You have to make decisions within a few seconds in Oxenfree, which I find very stressful, even when most of the decisions are just 'what do you want to say now?' (I feel a bit spoiled by Life Is Strange, which not only gives you as much time as you like to choose your response but allows you to rewind and redo things if you change your mind.)

At the very beginning of the game, just after you get off the boat, I refused to speak alone with Jonas because my mind was working by Until Dawn rules: DON'T SEPARATE, BAD THINGS WILL HAPPEN. [livejournal.com profile] th_esaurus pointed out that this was very early in the game, nothing bad had happened yet, and a brief conversation with my stepbrother was unlikely to get anyone killed. I felt so bad for turning Jonas down that I restarted.

At this point I set the first and most important of several goals that would help me make decisions in the future: I want to get along with my stepbrother.

Later, after panicking during the 'who do you meet up with first?' decision at the radio tower, I came up with my second goal: I want to improve my relationship with Clarissa.

My third goal, after telling Ren there were other fish in the sea and TOO LATE realising that the game might think I want to be his fish: UNDER NO CIRCUMSTANCES can I end up in a romantic relationship with Ren.

('The game won't let you romance your stepbrother,' [livejournal.com profile] th_esaurus said, with deeply felt sadness. I laughed at her.)

I feel a lot more comfortable making quick decisions now that I know what I'm aiming for. Even if I still miss Life Is Strange. (The soft colours and loading-screen Polaroids really remind me of Life Is Strange, actually. Although I'm puzzled by the fact that Jonas took a picture on his phone and it appeared on the loading screen as a Polaroid.)

I'm playing this game at [livejournal.com profile] th_esaurus's flat, so I don't know exactly when I'll be able to pick it up again, but I hope it'll be soon! There's a lot of intriguing mystery. And I like Alex, which is unusual; I usually have trouble warming to characters who communicate entirely through dialogue choices, because they can end up feeling like an empty vessel for the player rather than a character in their own right, but a lot of personality comes through in everything she says.
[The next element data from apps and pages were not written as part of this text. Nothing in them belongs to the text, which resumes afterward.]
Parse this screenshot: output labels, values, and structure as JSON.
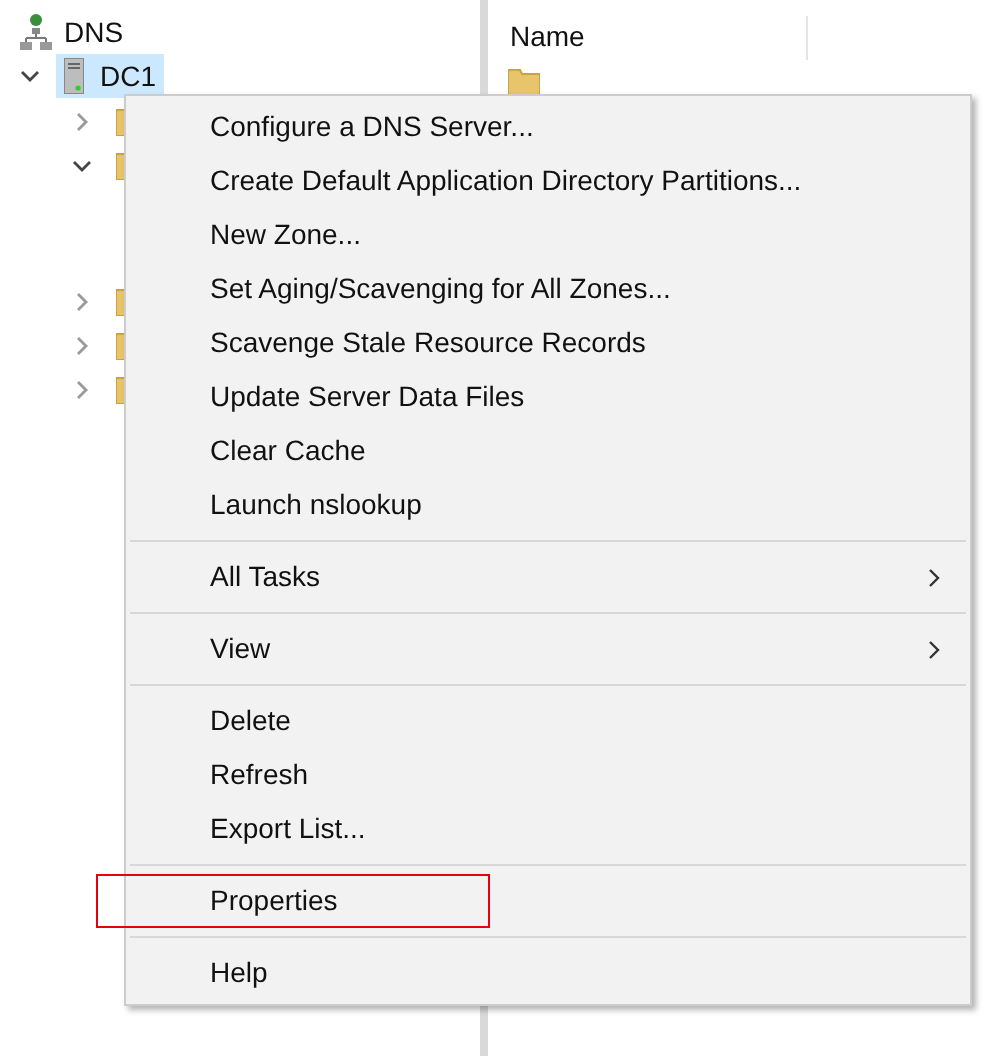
{
  "tree": {
    "root": {
      "label": "DNS"
    },
    "server": {
      "label": "DC1",
      "selected": true,
      "expanded": true
    },
    "folders": [
      {
        "expanded": false
      },
      {
        "expanded": true
      },
      {
        "expanded": false
      },
      {
        "expanded": false
      },
      {
        "expanded": false
      }
    ]
  },
  "list": {
    "columns": [
      "Name"
    ]
  },
  "context_menu": {
    "sections": [
      [
        {
          "label": "Configure a DNS Server...",
          "submenu": false,
          "outlined": false
        },
        {
          "label": "Create Default Application Directory Partitions...",
          "submenu": false,
          "outlined": false
        },
        {
          "label": "New Zone...",
          "submenu": false,
          "outlined": false
        },
        {
          "label": "Set Aging/Scavenging for All Zones...",
          "submenu": false,
          "outlined": false
        },
        {
          "label": "Scavenge Stale Resource Records",
          "submenu": false,
          "outlined": false
        },
        {
          "label": "Update Server Data Files",
          "submenu": false,
          "outlined": false
        },
        {
          "label": "Clear Cache",
          "submenu": false,
          "outlined": false
        },
        {
          "label": "Launch nslookup",
          "submenu": false,
          "outlined": false
        }
      ],
      [
        {
          "label": "All Tasks",
          "submenu": true,
          "outlined": false
        }
      ],
      [
        {
          "label": "View",
          "submenu": true,
          "outlined": false
        }
      ],
      [
        {
          "label": "Delete",
          "submenu": false,
          "outlined": false
        },
        {
          "label": "Refresh",
          "submenu": false,
          "outlined": false
        },
        {
          "label": "Export List...",
          "submenu": false,
          "outlined": false
        }
      ],
      [
        {
          "label": "Properties",
          "submenu": false,
          "outlined": true
        }
      ],
      [
        {
          "label": "Help",
          "submenu": false,
          "outlined": false
        }
      ]
    ]
  }
}
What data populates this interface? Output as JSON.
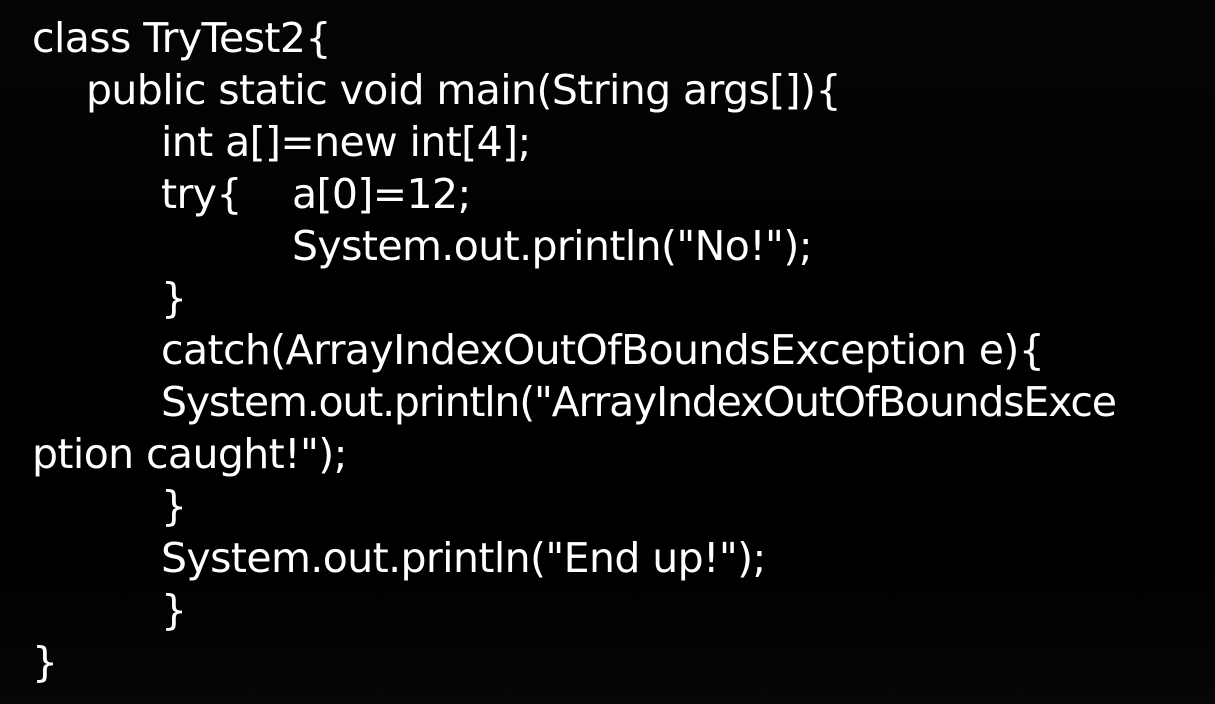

Here are a handful of things I experienced in 2016 but didn't post full entries on:

- I watched the anime ERASED (it's available legally on Crunchyroll here), which is about a man who goes back to his childhood and tries to prevent the abduction and murder of a classmate. It was very good and very gripping, but I don't know whether I'll ever watch it again; it might be a bit too bleak and serious without the 'but what happens next??' drive to keep going. Still, I loved that it told a very compact, intense story in just twelve episodes. It also has one of the coolest opening sequences I've ever seen. The shots of the empty school give me chills.

- I saw Your Name in the cinema and loved it. The basic concept (two strangers keep swapping bodies across a great distance and can only communicate with each other by leaving notes) is exactly the sort of idea I find irresistible: people being drawn together by weird experiences, unable to talk about them with anyone but each other! Inevitably, I'm now wondering whether it could be employed in fanfiction for other works.

- Crazy Ex-Girlfriend is a much, much better show than you'd think from the title. A couple of my favourite songs:

I've kind of got a girl crush on you, by which I mean I wanna kill you and wear your skin like a dress.
FACE YOUR FEARS. RUN WITH SCISSORS.

- The second series of How to Get Away with Murder is, I'm delighted to report, just as stupid as the first. The scene in 'Meet Bonnie' where the students were going 'pfft, we've screwed up our lives, might as well have an orgy' inevitably delighted me. Has anyone written the fic where they follow through? I'm going to be so disappointed in fandom if nobody's written that fic.


Inevitably, the combination of fandoms in this entry is making me ponder a How to Get Away with Murder scenario in Crazy Ex-Girlfriend, in which Rebecca somehow ends up killing someone and has to try not to get caught. It's actually a worryingly plausible scenario.